I arrive at Charles de Gaulle airport feeling washed out, as though, unbeknown to me, a vampire has been feasting on my blood for the duration of our flight.
The usual, interminable queue greets us at passport control. I fail to see the point of designing a doughnut-shaped terminal building, with several passport control points, if at any given time there is only one member of staff on duty, creating a huge bottleneck. Thankfully Tadpole is unusually calm and is not yet begging to be released from the pushchair and its restraining ‘strapons’.
Our British passports are handed back once the officer has given the pushchair a brief, cursory glance, and I heave a sigh of relief, as I have forgotten to bring a copy of her birth certificate. Again. As Tadpole and I don’t share the same surname, and her passport photo dates back to when she was three weeks old (propped up against my white T-shirt because she was unable to support her own head at that point), the officers could be forgiven for wondering if I am trying to smuggle a random infant into the country. They don’t seem to mind though, as she’s a British citizen today. I suspect the situation would be somewhat different if she was travelling as tétard and not Tadpole. I’ve heard ominous mutterings about the need for an official document signed by Tadpole’s father authorising us to leave le territoire français.
Next ordeal: baggage reclaim. We wait. And wait. And wait some more. I get fidgety and text a friend, then lock the keypad so Tadpole can pretend to make some important business calls:
“Allô? Allô, ca va? Grandad? Postman Pat, black cat, early in the morning, when the day ee dawning, Pat feels he’s a really happy man. Bye!”
I find it impossible to remain calm at baggage reclaim. After only five minutes have elapsed, I am already shaking and having flashbacks to that time when the 60 litre backpack containing all my Christmas presents (plus every pair of shoes I owned) got lost at Amsterdam airport, only to turn up, looking suitably battered and sheepish, approximately one week later. I have not so fond memories of spending several hours painstakingly picking tiny shards of a broken vase out of all my clothing. The last couple of mishaps were far less serious, but sent stress levels soaring all the same. My bag arrived several hours later than I in Madrid, on our recent long weekend away, and Tadpole’s pushchair arrived two whole days late when we went ‘home’ to York for Easter.

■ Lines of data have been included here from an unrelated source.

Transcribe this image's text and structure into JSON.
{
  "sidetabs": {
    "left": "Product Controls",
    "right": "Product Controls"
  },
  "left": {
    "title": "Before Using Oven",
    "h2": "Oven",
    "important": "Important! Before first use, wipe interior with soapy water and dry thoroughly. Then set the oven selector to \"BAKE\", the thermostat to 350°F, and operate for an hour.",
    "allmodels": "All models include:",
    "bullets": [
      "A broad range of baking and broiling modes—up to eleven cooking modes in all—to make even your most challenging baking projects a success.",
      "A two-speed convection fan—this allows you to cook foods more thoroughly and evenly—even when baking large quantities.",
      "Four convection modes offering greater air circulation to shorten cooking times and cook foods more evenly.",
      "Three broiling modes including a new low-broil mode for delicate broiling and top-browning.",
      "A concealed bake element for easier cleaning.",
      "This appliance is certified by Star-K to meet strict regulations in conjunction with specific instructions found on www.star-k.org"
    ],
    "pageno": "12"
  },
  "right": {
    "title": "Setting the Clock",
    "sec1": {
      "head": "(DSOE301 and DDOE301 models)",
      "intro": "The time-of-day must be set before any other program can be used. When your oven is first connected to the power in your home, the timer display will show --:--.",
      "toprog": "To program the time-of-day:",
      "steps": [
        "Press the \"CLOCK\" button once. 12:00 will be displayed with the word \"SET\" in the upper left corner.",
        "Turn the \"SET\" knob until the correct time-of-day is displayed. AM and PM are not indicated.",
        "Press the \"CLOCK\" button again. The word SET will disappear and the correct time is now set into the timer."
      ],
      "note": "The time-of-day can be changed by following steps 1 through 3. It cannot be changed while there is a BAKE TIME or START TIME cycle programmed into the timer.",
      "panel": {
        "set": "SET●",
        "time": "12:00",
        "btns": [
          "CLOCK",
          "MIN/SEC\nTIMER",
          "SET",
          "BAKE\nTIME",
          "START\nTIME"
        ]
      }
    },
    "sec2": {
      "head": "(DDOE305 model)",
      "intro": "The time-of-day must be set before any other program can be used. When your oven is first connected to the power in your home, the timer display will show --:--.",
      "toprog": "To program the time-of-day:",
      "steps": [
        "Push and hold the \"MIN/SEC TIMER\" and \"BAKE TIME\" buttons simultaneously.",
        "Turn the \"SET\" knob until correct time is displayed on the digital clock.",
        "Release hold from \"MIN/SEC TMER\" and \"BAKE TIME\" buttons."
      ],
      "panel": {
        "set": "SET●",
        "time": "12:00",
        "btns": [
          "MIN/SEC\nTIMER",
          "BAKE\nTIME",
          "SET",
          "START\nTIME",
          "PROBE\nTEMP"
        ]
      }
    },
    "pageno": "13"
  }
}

Clearly airports and I do not get along.
The little green light starts flashing to signal the imminent arrival of baggage, and I helpfully drag a fat-little-English-Disneyland-Paris-bound-chav* off the conveyor belt, just in the nick of time.
Bags file past. Large ones, small ones, pink Disney ones, suitcases on wheels, holdalls, pushchairs and car seats. No sign of my enormous bag on wheels (which weighed in at an expensive 23 kilos as we are repatriating Tadpole’s early birthday presents). Paranoia sets in. I chew on my lip manically as I scour the crowds for signs of someone wheeling away my suitcase (it happened to a friend recently), and wishing that it had some more distinctive markings on it so that I could identify it reliably from a distance.
“Come on, ” I mutter under my breath, impatiently.
“Come on mummy’s bag, where it is mummy’s bag?” chants Tadpole, gleefully.
And then I spot it, slowly juddering around the conveyor belt in the distance. We are standing well back because I am always worried someone will swing round with an unwieldy suitcase and send Tadpole flying.
“There it is! Look!” I say to Tadpole a little too loudly, overcome as I am with relief. A few heads turn in our direction, but I think nothing of it, at first.
But as the bag approaches, every single person looks my way, one by one, some smirking knowingly, others stifling a giggle. Or laughing out loud. Pointing at my bag.
I am confused. I know it’s a big bag, but that fact alone can’t possibly be the cause of so much amusement. Can it?
The bag is rounding the last curve of the conveyor belt when I suddenly realise what all the fuss is about and start blushing furiously.
There is a cylindrical bulge in the front pocket of my bag. It is vibrating, rather violently, thanks to a set of fresh batteries, purchased only yesterday.
I rue the day my dentist recommended using an electric toothbrush.
[*that phrase was especially for you, Parkin Pig]